Environmentalists Say Wyoming Wind Farm Will Devastate Eagle Populations
A new wind farm proposed for federal land in Wyoming will inflict a devastating toll on threatened bird species, including sage grouse and eagles, environmentalists report. Opponents are hoping to persuade the U.S. Bureau of Land Management (BLM) to reconsider its preliminary support for the project, planned as the largest in the world.
Salazar Pushes Wind Power
U.S. Interior Secretary Ken Salazar reports federal officials have completed their environmental review of the proposed wind farm and will soon present the project for public comments and final review.
“When it comes to wind energy, we’re making significant progress both onshore and offshore to diversify our nation’s domestic energy portfolio and stand up [for] a clean energy economy,” Salazar said in a press statement expressing support for the industrial wind farm. “Today, as we take the next steps toward realizing what could be the largest wind energy project in the world and holding a competitive offshore wind lease sale, we are really at the forefront of a renewable energy revolution.”
Another ‘Bird Blender’
Erik Molvar, a wildlife biologist for the Biodiversity Conservation Alliance in Laramie, Wyoming, says the wind farm will cause more environmental damage than benefits. Molvar says the wind farm is sited in a location that will severely harm a wide variety of bird species.
“This project could be the worst wind farm from an environmental perspective since the Altamont Pass project in California that became famous as the ‘bird blender,’” said Molvar.
According to the environmental impact statement prepared for the proposed wind farm, the project will annually kill 150 to 210 birds of prey, including 46 to 64 golden eagles each year. The turbines will also kill much larger numbers of non-predator bird species and bats.
Eagle Exporter to Eagle ‘Sink’
Molvar points out Wyoming is prime eagle habitat. Eagles thrive so much in Wyoming that eagles born in the state populate other states in the region and build up healthy populations there. Molvar worries the largest industrial wind farm in the world will harm Wyoming’s eagle population so much the state will lose its important role as an eagle exporter.
“This project raises the concern that Wyoming may become a population ‘sink,’ which means that the population would decline here and be unable to replenish themselves,” said Molvar.
BLM Doctored Standards

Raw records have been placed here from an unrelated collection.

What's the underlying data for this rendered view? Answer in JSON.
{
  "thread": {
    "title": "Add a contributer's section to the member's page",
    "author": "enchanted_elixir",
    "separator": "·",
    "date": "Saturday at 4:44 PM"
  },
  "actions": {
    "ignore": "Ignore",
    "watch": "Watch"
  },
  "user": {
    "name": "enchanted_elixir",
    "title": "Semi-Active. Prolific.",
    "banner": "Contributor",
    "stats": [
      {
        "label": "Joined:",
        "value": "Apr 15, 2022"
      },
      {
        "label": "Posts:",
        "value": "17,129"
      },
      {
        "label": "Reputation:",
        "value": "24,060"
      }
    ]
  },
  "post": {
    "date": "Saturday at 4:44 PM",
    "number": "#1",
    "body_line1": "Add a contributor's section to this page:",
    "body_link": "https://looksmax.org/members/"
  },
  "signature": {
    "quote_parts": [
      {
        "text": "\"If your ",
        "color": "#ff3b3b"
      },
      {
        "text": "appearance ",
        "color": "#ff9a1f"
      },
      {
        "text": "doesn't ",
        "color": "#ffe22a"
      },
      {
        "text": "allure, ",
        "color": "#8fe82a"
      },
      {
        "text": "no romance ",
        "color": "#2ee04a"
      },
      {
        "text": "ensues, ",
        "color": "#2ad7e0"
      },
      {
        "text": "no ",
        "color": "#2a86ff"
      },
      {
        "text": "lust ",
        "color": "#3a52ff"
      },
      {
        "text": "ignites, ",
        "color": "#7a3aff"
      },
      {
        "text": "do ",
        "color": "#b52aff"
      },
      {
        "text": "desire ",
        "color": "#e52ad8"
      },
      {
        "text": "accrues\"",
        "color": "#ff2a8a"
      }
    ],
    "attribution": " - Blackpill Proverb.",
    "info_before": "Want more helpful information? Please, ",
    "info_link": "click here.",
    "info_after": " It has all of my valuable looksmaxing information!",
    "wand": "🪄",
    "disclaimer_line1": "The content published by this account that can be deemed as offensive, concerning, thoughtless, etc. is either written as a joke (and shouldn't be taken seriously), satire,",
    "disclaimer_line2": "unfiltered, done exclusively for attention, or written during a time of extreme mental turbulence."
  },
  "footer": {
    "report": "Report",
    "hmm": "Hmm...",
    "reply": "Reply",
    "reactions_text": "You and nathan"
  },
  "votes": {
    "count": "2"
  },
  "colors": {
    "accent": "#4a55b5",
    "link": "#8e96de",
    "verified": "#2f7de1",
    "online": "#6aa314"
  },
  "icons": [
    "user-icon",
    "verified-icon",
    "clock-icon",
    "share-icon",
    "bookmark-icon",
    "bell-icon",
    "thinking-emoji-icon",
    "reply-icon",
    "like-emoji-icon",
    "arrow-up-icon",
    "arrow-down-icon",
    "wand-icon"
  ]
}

He expressed additional concerns about the impact on sage grouse in Wyoming and the placing of turbines in areas with scenic lands and historical features. To avoid violating regulations designed to protect scenic areas, the BLM downgraded established standards and reclassified much of the land where the project would be sited.
“In the original plan, only about 5 percent of the land along the Atlantic Rim was rated Class IV, the industrial sacrifice zone where no efforts are made to protect scenic areas,” said Molvar. The BLM changes increase the Class IV designation to more than half of the 220,000 acres encompassing the project.
BLM is expected to issue a final decision on the industrial wind farm this fall.
Brian Fojtik (firstname.lastname@example.org) is president of Brownstone Communications.